What distinguishes logical necessity, logical consequence, logical truth, and tautology from one another?

The text I'm reading distinguishes logical necessity, logical consequence, logical truth, and tautology from one another; however it doesn't make their distinctions especially perspicuous.

As far as I interpreted it,

• Logical consequence: truth of the antecedent or premises guarantees the truth of the consequent or conclusions.
• Logical truth: Any statement that must be valuated true, even if the set of premises is the empty set. (3=3, p v ~p, etc)
• Tautology: Any statement that must be valuated true, but only when the statement is stated. (as opposed to logical truths)
• Logical necessity: for any set of statements containing the logically necessary statement in question, the logically necessary statement can be evaluated as true under at least one valuation.
• You can see in SEP the following entries : Logical Truth and Logical Consequence. Tautology is a technical term (in propositional logic) without "philosophical" connotations. Logical consequence is a technical term with "philosophical" connotations. Logical truth may be equated with validity, and so is a technical term, but has some deep aspects and implications. Logical necessity involves modal logic.
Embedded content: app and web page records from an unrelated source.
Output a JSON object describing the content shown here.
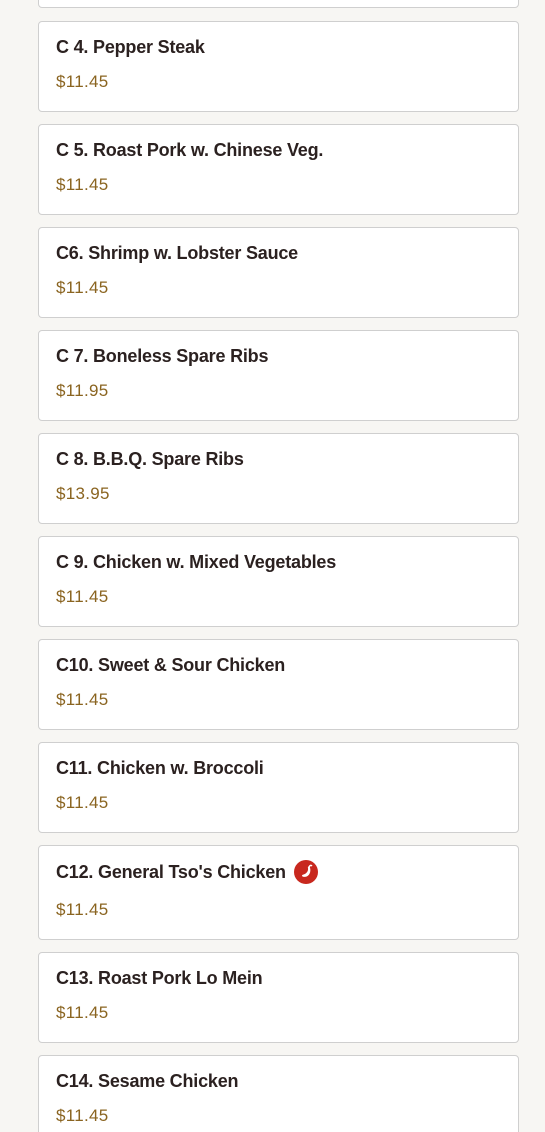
{
  "menu": {
    "items": [
      {
        "name": "",
        "price": ""
      },
      {
        "name": "C 4. Pepper Steak",
        "price": "$11.45"
      },
      {
        "name": "C 5. Roast Pork w. Chinese Veg.",
        "price": "$11.45"
      },
      {
        "name": "C6. Shrimp w. Lobster Sauce",
        "price": "$11.45"
      },
      {
        "name": "C 7. Boneless Spare Ribs",
        "price": "$11.95"
      },
      {
        "name": "C 8. B.B.Q. Spare Ribs",
        "price": "$13.95"
      },
      {
        "name": "C 9. Chicken w. Mixed Vegetables",
        "price": "$11.45"
      },
      {
        "name": "C10. Sweet & Sour Chicken",
        "price": "$11.45"
      },
      {
        "name": "C11. Chicken w. Broccoli",
        "price": "$11.45"
      },
      {
        "name": "C12. General Tso's Chicken",
        "price": "$11.45",
        "icon": "chili-pepper-icon"
      },
      {
        "name": "C13. Roast Pork Lo Mein",
        "price": "$11.45"
      },
      {
        "name": "C14. Sesame Chicken",
        "price": "$11.45"
      }
    ]
  },
  "colors": {
    "background": "#f7f6f3",
    "card": "#ffffff",
    "title": "#2b2120",
    "price": "#8a6420",
    "spicy": "#c8281e"
  }
}
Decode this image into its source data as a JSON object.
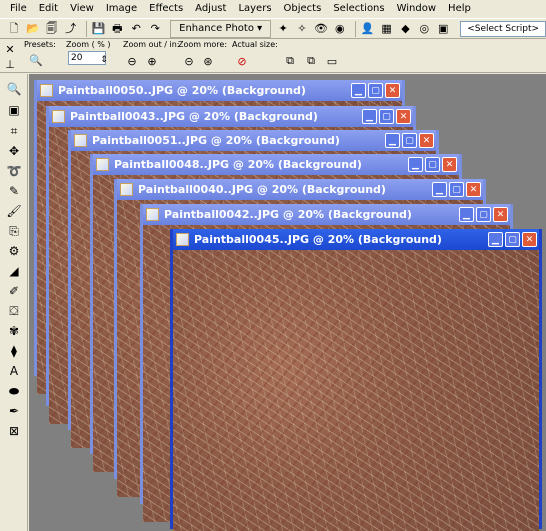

Mar 21, 2014 at 9:38

Tautologies are logical truths in the context of propositional logic:

φ is a tautology       =def   φ is assigned ⊤ by all rows of the truth-table for φ.

Logical truths are something more general, and can be defined as follows:

φ is a logical truth   =def   a true interpretation of the logical constants occurring in φ makes φ true.

Logical consequence is similar to that:

φ is a logical consequence of ψ   =def   every true interpretation of ψ makes φ true.

Logical necessity is a modal notion, and can be defined using state-descriptions:

φ is logically necessary   =def   φ is true in all state-descriptions.

All of these definitions are inspired by Carnap, but may differ from his actual definitions.